Every line of the data below should be written out word for word.

┌─ MATERIAL FOR THIS EXERCISE

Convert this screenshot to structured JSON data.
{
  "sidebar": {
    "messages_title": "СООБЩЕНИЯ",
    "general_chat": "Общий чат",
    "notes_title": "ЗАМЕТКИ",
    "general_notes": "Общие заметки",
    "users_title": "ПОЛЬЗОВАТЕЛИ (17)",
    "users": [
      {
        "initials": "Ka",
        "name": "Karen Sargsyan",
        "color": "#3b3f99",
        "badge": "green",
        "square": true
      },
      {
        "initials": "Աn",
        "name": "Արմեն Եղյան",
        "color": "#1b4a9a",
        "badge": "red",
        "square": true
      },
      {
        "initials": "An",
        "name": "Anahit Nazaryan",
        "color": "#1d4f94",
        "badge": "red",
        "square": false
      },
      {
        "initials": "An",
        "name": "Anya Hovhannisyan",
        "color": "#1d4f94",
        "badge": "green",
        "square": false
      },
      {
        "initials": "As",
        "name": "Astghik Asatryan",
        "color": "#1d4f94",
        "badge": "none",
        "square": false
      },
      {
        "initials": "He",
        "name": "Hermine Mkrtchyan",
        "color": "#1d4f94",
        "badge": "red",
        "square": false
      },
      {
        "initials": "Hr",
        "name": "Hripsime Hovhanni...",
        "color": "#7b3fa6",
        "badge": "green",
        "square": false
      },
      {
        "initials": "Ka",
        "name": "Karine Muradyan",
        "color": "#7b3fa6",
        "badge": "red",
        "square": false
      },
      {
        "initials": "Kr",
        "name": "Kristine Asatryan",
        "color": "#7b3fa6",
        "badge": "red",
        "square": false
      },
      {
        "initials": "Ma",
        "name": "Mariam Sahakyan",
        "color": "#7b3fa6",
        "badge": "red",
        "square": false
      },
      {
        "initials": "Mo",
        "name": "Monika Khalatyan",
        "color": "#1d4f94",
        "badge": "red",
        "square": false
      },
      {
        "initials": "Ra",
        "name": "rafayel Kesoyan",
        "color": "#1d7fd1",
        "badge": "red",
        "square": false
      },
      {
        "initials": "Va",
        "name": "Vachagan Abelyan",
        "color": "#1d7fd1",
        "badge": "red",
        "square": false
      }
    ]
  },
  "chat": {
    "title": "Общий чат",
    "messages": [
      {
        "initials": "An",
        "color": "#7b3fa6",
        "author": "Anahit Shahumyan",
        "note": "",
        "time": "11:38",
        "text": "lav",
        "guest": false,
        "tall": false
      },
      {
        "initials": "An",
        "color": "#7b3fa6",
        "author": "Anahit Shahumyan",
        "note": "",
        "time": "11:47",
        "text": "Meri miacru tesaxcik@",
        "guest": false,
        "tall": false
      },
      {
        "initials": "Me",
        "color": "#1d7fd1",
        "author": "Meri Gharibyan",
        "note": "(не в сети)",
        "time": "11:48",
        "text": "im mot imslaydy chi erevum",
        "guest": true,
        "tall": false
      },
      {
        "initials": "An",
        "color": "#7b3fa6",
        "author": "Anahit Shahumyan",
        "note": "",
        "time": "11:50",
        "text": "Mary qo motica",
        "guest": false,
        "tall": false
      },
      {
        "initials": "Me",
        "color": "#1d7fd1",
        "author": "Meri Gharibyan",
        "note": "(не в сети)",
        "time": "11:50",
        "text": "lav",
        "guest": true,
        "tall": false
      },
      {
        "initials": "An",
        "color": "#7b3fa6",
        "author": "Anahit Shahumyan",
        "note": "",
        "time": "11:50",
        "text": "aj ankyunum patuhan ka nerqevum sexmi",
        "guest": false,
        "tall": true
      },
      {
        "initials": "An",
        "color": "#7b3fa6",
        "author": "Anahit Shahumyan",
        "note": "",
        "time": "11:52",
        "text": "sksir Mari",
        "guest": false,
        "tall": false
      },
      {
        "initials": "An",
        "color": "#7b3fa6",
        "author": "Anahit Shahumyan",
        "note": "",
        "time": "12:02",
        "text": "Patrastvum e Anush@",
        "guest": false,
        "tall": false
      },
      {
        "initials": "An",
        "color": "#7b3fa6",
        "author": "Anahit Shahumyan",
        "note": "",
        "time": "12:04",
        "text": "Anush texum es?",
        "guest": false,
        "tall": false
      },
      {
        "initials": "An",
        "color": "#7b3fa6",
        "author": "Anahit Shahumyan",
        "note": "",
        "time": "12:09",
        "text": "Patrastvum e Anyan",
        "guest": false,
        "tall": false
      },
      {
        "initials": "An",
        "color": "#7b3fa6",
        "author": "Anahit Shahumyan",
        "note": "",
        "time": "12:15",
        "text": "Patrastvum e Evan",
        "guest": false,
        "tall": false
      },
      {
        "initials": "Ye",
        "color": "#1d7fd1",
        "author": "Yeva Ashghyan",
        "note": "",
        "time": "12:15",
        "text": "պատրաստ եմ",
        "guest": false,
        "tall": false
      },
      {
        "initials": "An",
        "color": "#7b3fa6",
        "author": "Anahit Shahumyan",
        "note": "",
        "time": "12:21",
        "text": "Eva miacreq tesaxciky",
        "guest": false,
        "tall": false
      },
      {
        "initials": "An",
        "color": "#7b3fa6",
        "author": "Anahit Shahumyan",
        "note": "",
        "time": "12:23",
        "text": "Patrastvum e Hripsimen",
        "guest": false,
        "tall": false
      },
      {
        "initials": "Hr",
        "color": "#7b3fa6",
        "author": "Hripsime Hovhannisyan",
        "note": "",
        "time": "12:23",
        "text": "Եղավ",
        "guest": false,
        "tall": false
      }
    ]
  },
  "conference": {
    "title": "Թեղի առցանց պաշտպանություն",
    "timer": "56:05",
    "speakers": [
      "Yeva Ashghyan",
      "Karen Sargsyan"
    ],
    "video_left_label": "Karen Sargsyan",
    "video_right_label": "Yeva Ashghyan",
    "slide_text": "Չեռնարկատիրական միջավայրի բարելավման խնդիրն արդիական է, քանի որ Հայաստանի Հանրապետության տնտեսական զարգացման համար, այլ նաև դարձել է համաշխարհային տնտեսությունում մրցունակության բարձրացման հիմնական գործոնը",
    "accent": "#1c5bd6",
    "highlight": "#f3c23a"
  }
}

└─

### ANSWER
Convert this screenshot to structured JSON data.
{
  "sidebar": {
    "messages_title": "СООБЩЕНИЯ",
    "general_chat": "Общий чат",
    "notes_title": "ЗАМЕТКИ",
    "general_notes": "Общие заметки",
    "users_title": "ПОЛЬЗОВАТЕЛИ (17)",
    "users": [
      {
        "initials": "Ka",
        "name": "Karen Sargsyan",
        "color": "#3b3f99",
        "badge": "green",
        "square": true
      },
      {
        "initials": "Աn",
        "name": "Արմեն Եղյան",
        "color": "#1b4a9a",
        "badge": "red",
        "square": true
      },
      {
        "initials": "An",
        "name": "Anahit Nazaryan",
        "color": "#1d4f94",
        "badge": "red",
        "square": false
      },
      {
        "initials": "An",
        "name": "Anya Hovhannisyan",
        "color": "#1d4f94",
        "badge": "green",
        "square": false
      },
      {
        "initials": "As",
        "name": "Astghik Asatryan",
        "color": "#1d4f94",
        "badge": "none",
        "square": false
      },
      {
        "initials": "He",
        "name": "Hermine Mkrtchyan",
        "color": "#1d4f94",
        "badge": "red",
        "square": false
      },
      {
        "initials": "Hr",
        "name": "Hripsime Hovhanni...",
        "color": "#7b3fa6",
        "badge": "green",
        "square": false
      },
      {
        "initials": "Ka",
        "name": "Karine Muradyan",
        "color": "#7b3fa6",
        "badge": "red",
        "square": false
      },
      {
        "initials": "Kr",
        "name": "Kristine Asatryan",
        "color": "#7b3fa6",
        "badge": "red",
        "square": false
      },
      {
        "initials": "Ma",
        "name": "Mariam Sahakyan",
        "color": "#7b3fa6",
        "badge": "red",
        "square": false
      },
      {
        "initials": "Mo",
        "name": "Monika Khalatyan",
        "color": "#1d4f94",
        "badge": "red",
        "square": false
      },
      {
        "initials": "Ra",
        "name": "rafayel Kesoyan",
        "color": "#1d7fd1",
        "badge": "red",
        "square": false
      },
      {
        "initials": "Va",
        "name": "Vachagan Abelyan",
        "color": "#1d7fd1",
        "badge": "red",
        "square": false
      }
    ]
  },
  "chat": {
    "title": "Общий чат",
    "messages": [
      {
        "initials": "An",
        "color": "#7b3fa6",
        "author": "Anahit Shahumyan",
        "note": "",
        "time": "11:38",
        "text": "lav",
        "guest": false,
        "tall": false
      },
      {
        "initials": "An",
        "color": "#7b3fa6",
        "author": "Anahit Shahumyan",
        "note": "",
        "time": "11:47",
        "text": "Meri miacru tesaxcik@",
        "guest": false,
        "tall": false
      },
      {
        "initials": "Me",
        "color": "#1d7fd1",
        "author": "Meri Gharibyan",
        "note": "(не в сети)",
        "time": "11:48",
        "text": "im mot imslaydy chi erevum",
        "guest": true,
        "tall": false
      },
      {
        "initials": "An",
        "color": "#7b3fa6",
        "author": "Anahit Shahumyan",
        "note": "",
        "time": "11:50",
        "text": "Mary qo motica",
        "guest": false,
        "tall": false
      },
      {
        "initials": "Me",
        "color": "#1d7fd1",
        "author": "Meri Gharibyan",
        "note": "(не в сети)",
        "time": "11:50",
        "text": "lav",
        "guest": true,
        "tall": false
      },
      {
        "initials": "An",
        "color": "#7b3fa6",
        "author": "Anahit Shahumyan",
        "note": "",
        "time": "11:50",
        "text": "aj ankyunum patuhan ka nerqevum sexmi",
        "guest": false,
        "tall": true
      },
      {
        "initials": "An",
        "color": "#7b3fa6",
        "author": "Anahit Shahumyan",
        "note": "",
        "time": "11:52",
        "text": "sksir Mari",
        "guest": false,
        "tall": false
      },
      {
        "initials": "An",
        "color": "#7b3fa6",
        "author": "Anahit Shahumyan",
        "note": "",
        "time": "12:02",
        "text": "Patrastvum e Anush@",
        "guest": false,
        "tall": false
      },
      {
        "initials": "An",
        "color": "#7b3fa6",
        "author": "Anahit Shahumyan",
        "note": "",
        "time": "12:04",
        "text": "Anush texum es?",
        "guest": false,
        "tall": false
      },
      {
        "initials": "An",
        "color": "#7b3fa6",
        "author": "Anahit Shahumyan",
        "note": "",
        "time": "12:09",
        "text": "Patrastvum e Anyan",
        "guest": false,
        "tall": false
      },
      {
        "initials": "An",
        "color": "#7b3fa6",
        "author": "Anahit Shahumyan",
        "note": "",
        "time": "12:15",
        "text": "Patrastvum e Evan",
        "guest": false,
        "tall": false
      },
      {
        "initials": "Ye",
        "color": "#1d7fd1",
        "author": "Yeva Ashghyan",
        "note": "",
        "time": "12:15",
        "text": "պատրաստ եմ",
        "guest": false,
        "tall": false
      },
      {
        "initials": "An",
        "color": "#7b3fa6",
        "author": "Anahit Shahumyan",
        "note": "",
        "time": "12:21",
        "text": "Eva miacreq tesaxciky",
        "guest": false,
        "tall": false
      },
      {
        "initials": "An",
        "color": "#7b3fa6",
        "author": "Anahit Shahumyan",
        "note": "",
        "time": "12:23",
        "text": "Patrastvum e Hripsimen",
        "guest": false,
        "tall": false
      },
      {
        "initials": "Hr",
        "color": "#7b3fa6",
        "author": "Hripsime Hovhannisyan",
        "note": "",
        "time": "12:23",
        "text": "Եղավ",
        "guest": false,
        "tall": false
      }
    ]
  },
  "conference": {
    "title": "Թեղի առցանց պաշտպանություն",
    "timer": "56:05",
    "speakers": [
      "Yeva Ashghyan",
      "Karen Sargsyan"
    ],
    "video_left_label": "Karen Sargsyan",
    "video_right_label": "Yeva Ashghyan",
    "slide_text": "Չեռնարկատիրական միջավայրի բարելավման խնդիրն արդիական է, քանի որ Հայաստանի Հանրապետության տնտեսական զարգացման համար, այլ նաև դարձել է համաշխարհային տնտեսությունում մրցունակության բարձրացման հիմնական գործոնը",
    "accent": "#1c5bd6",
    "highlight": "#f3c23a"
  }
}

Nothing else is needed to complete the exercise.